        Over the years I have spoken to hundreds of thousands of therapists. A lot of female therapists commonly have a mostly female client base and therefore when they are on the fence between choosing the width of the table, they can often get away choosing a narrow table. But many therapists treat the general population as a whole and we come in all shapes and sizes. I have regular massage treatments and the therapist comes to my home where I already have a 30 inch Porta-lite Delta II and the extra width is very nice for me. But I went to Cardiff for some acupuncture recently to a new therapist. He had a 25 inch bed and I felt so uncomfortable. I admit acupuncture isn't supposed to be a relaxing treatment as such but I should at leas be able to relax! I was on the bed for an hour and my shoulders and arms were tense because I had to keep them in place, as the bed was not wide enough for me. I would never go back to him as a result. The right sized bed and the right level of comfort can keep your clients coming back for more.
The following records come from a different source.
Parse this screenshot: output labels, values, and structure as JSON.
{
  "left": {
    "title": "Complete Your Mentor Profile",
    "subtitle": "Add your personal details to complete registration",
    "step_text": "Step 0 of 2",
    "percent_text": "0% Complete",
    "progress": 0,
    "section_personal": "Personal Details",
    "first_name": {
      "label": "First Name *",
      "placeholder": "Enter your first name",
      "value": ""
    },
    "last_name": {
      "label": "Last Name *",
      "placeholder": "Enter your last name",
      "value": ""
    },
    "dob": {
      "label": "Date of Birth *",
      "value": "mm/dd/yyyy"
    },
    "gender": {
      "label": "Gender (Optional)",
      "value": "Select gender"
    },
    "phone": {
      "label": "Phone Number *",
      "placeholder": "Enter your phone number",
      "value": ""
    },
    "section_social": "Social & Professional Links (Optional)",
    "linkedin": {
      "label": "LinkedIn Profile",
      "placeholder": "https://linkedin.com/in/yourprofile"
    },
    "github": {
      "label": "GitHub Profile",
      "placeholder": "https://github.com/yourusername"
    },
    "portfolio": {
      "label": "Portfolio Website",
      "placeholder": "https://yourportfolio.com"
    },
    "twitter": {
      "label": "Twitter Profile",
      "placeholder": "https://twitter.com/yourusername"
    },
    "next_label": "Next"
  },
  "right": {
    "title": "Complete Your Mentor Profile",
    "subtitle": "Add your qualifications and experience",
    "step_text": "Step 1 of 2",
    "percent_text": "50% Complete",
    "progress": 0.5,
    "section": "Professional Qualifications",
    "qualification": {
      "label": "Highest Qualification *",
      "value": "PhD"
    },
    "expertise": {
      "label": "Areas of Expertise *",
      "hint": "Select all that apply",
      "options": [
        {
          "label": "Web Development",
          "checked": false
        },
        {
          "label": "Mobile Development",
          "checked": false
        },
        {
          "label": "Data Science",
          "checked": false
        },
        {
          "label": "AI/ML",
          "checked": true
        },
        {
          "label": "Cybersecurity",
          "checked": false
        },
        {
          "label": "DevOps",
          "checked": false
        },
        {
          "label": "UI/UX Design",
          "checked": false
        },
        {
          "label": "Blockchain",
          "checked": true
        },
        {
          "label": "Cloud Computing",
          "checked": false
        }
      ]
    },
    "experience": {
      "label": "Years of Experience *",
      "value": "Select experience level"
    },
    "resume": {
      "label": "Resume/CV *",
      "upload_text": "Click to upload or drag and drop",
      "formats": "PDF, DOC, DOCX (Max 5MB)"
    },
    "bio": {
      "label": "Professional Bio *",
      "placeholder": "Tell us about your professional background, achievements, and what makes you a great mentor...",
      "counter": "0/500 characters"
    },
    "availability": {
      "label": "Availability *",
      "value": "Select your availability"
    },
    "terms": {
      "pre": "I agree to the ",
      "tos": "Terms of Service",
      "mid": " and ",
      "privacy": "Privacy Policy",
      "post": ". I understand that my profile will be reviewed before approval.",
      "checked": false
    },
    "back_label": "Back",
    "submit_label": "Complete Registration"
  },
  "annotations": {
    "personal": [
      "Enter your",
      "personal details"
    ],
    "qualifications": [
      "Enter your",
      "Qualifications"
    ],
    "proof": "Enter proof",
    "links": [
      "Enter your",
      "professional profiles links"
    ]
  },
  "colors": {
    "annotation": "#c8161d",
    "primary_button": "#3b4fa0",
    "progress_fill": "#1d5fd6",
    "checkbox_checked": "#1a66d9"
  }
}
        The width of the bed and the resulting comfort provided to your client is so important so please try and go for the widest bed possible but I appreciate some therapists simply cannot!

        5) What is your budget?

          Let's ignore massage tables for a second! Pretend you are going to buy a new sofa for your living room. You want it to be comfortable to relax on and you want it to last a long time. You can go and buy a cheap sofa for £200-£300 where the upholstery feels plasticky and the foam squashes easily. 6 months down the line the cushions have a permanent bum imprint because of the low density foam and instead of being fluffy and robust, the cushions are looking a bit bent and squashed. The arm rest is starting to look worn and you hear creaks here and there when you move around. Or you can go and buy a £1,000+ sofa with real or high end PU leather, high density foam that will last a lifetime and be easier to clean and maintain. Trends and decoration aside, you would probably end up replacing the cheaper couch many times over, possibly costing you equal or more over the same period but the experience during all that time would have been far less comfortable. 

          Anyone can give and receive a massage on any table no matter what the cost. But the experience for both you and the client will definitely be very different across price and quality levels. The price of a massage table accounts for every single detail from the quality of the screws and hinges used all the way to the quality of the wood/aluminium, foam and upholstery. Also the built quality i.e. the time taken and how skilfully the table is put together is so so important.

          Like everything in life, the higher the price, the better the quality. If you are a professional therapist, do yourself and your clients a favour and get the best table you can afford. 

          One of my favourite quotes it, "Measure twice, cut once". Applying this to your massage table investment, know what you want/need and what will serve your clients best, get the right advice and your massage table should last you and your business for years to come.


          Check out the Decision Tree Diagram which narrows the selection for you based on your answers above.

          Have any questions or comments about anything above? Please let us know in the comments below!